Even with the addition with Poti, the depth is still questionable. "In its current depth state, the health of the unit will be essential," another observer explained. "McCormack and J.B. Walton better be ready to contribute."
Tight end is probably the least curious position right now. Andrew Quarless "had a stellar rookie year." However, the depth of the unit will be interesting to watch. With Kevin Darling and Patrick Hall lost to graduation, the backup role will be between several candidates: Jordan Lyons, Brennan Coakley and Francis Claude.
Lyons has been consistent with his hands throughout his PSU career. "He can pull in some tough balls," one observer explained. "He needs to button up his blocking. He has a tough time engaging and holding his block. Receiving is important, but blocking is first and foremost with the coaches."
Coakley was sidelined during the 2005 season with a knee injury, and has been a mystery ever since. Described as a "man-child" and a "truck" Coakley is still only 19 years old. Observers have had strong praise for his blocking and receiving skills, which makes it even more curious as to why he was a non-factor in 2006.
As one observer opined, "Brennan is a good all-around tight end. He isn't the best blocker, he isn't the best receiver, but he can do both. The issue last year was that Quarless stormed onto the scene and showed he could catch anything 10 yards around him. Toss in upperclassmen [Patrick] Hall and [Kevin] Darling into the lineup, who were both better blockers, and there were not a lot of free game reps to get."
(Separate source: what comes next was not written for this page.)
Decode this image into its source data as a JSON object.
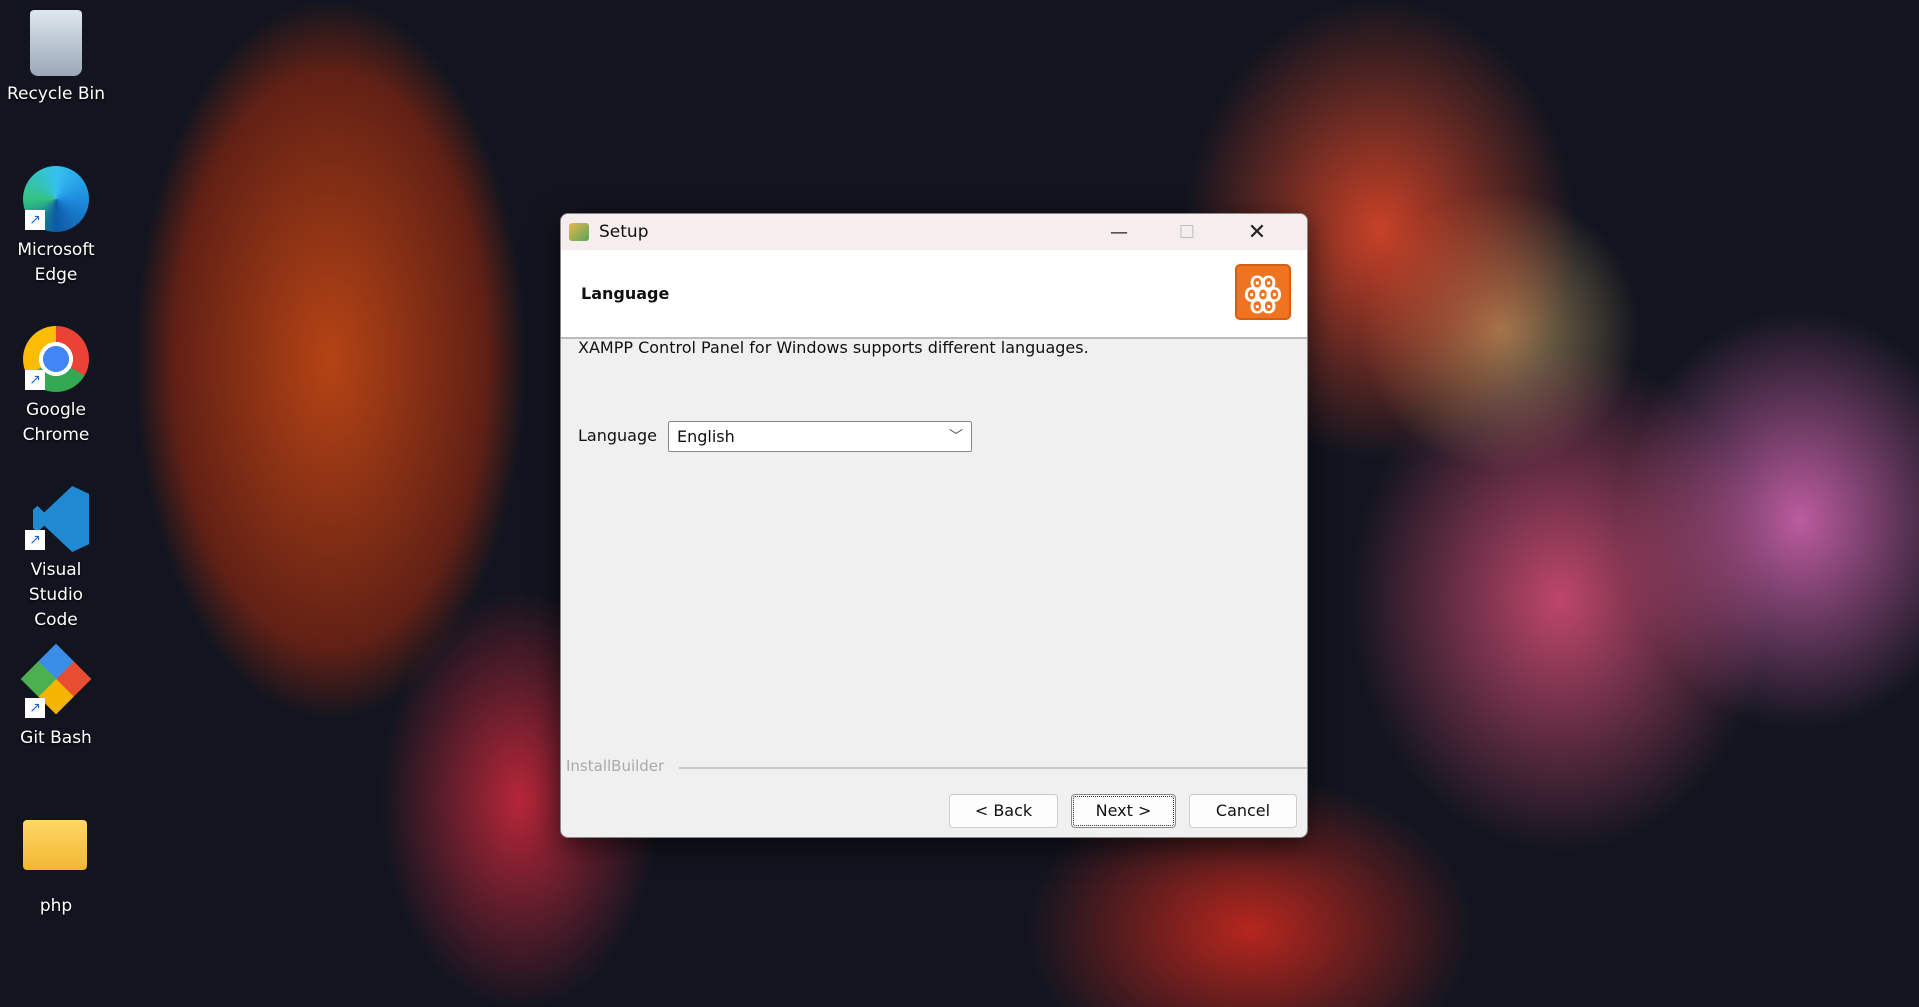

As another observer said, "The DBs better go slow once the pads go on, cause when [Coakley] catches one and turns upfield he could level them — he's built like a truck." So, by the practice reports he should be in the mix at tight end, but we'll have to see how things turn out this spring.
Claude has apparently had issues with his endurance and fundamentals throughout his PSU career. "He needs to commit himself if he wants to be an impact player - in the weight room and on the field." His scheme of play is described as "inconsistent" in which he will "have one solid practice and then a follow-up session where he seems to have forgotten how to play the position."
Other winter workout reports: